A lottery is a game of chance in which people purchase tickets for a chance to win prizes. Prizes range from cash to jewelry to a new car. Lottery laws typically require participants to pay for a chance to win and limit the number of winners in a given drawing. Some governments use a lottery to raise funds for public projects. People also play the lottery for personal gain. For example, a person might play the hk hari ini lottery for a job or to become rich. A lottery is a form of gambling, and winning can lead to serious problems.
A lot of people spend billions of dollars a year on lottery tickets. Some of them think that winning the lottery will change their lives for the better, while others believe that the money will come to them by fate. The truth is that you can’t buy your way to wealth. Even if you win the lottery, you must still work hard and invest wisely. This video explains the concept of lottery in a simple, concise way that kids & beginners will understand. It can be used by teachers and parents as part of a financial literacy course or K-12 curriculum.
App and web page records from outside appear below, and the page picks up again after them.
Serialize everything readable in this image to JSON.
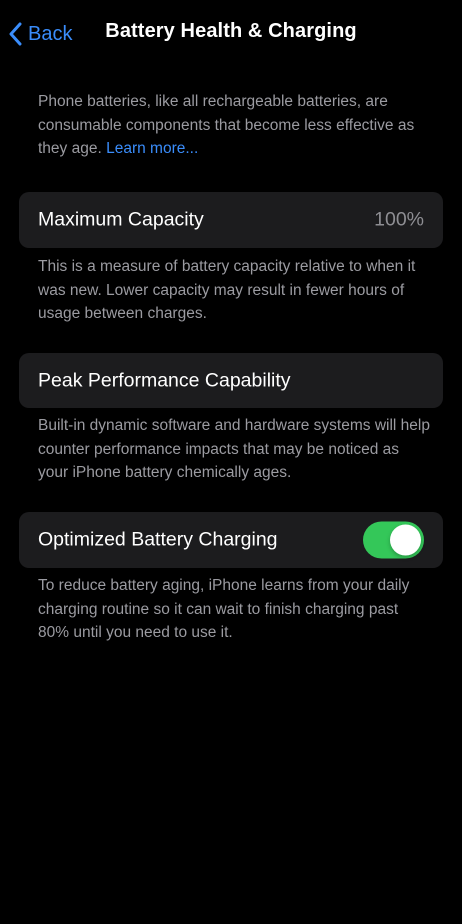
{
  "nav": {
    "back_label": "Back",
    "title": "Battery Health & Charging"
  },
  "intro": {
    "text": "Phone batteries, like all rechargeable batteries, are consumable components that become less effective as they age.",
    "link_label": "Learn more..."
  },
  "maximum_capacity": {
    "label": "Maximum Capacity",
    "value": "100%",
    "footnote": "This is a measure of battery capacity relative to when it was new. Lower capacity may result in fewer hours of usage between charges."
  },
  "peak_performance": {
    "label": "Peak Performance Capability",
    "footnote": "Built-in dynamic software and hardware systems will help counter performance impacts that may be noticed as your iPhone battery chemically ages."
  },
  "optimized_charging": {
    "label": "Optimized Battery Charging",
    "enabled": true,
    "footnote": "To reduce battery aging, iPhone learns from your daily charging routine so it can wait to finish charging past 80% until you need to use it."
  },
  "colors": {
    "background": "#000000",
    "card": "#1c1c1e",
    "accent_blue": "#3a8dfb",
    "toggle_on": "#34c759",
    "secondary_text": "#9b9ba1"
  },
  "icons": {
    "back": "chevron-left-icon"
  }
}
The term “lottery” is derived from Latin lotto, meaning “strike or cut.” It refers to a scheme of distribution of prizes by chance or fortune: “And when the lottery is drawn / From whose chests will it drop?” William Shakespeare, Julius Caesar.
Historically, people played the lottery to raise money for government programs or other charitable causes. The first European lotteries were probably organized in 15th-century Burgundy and Flanders, with towns seeking funds to fortify defenses or support the poor. Later, lottery games were sometimes run for private profit as well as for charity.
Modern lottery games typically offer several prize levels, including a jackpot that increases as more people buy tickets. A winner may choose to take a lump sum or receive an annuity that provides a larger amount over time. In some cases, the winner can also elect to combine their winnings with other players’.
Lottery players are disproportionately lower-income, less educated, and nonwhite. One in eight Americans buys a ticket every week, and these individuals make up a large portion of lottery revenues.
Many people believe that playing the lottery is a fun and exciting way to increase their chances of winning big. However, most of these people don’t realize that the odds of winning are quite low and that they’re essentially betting on fate. In addition, playing the lottery can be addictive and cause a variety of psychological problems. Despite these dangers, many people continue to gamble on the lottery, and they should be aware of these risks before making a decision. If you’re considering buying a ticket, be sure to read this article and check out the latest odds before you buy. This way you can avoid the pitfalls and maximize your chances of winning.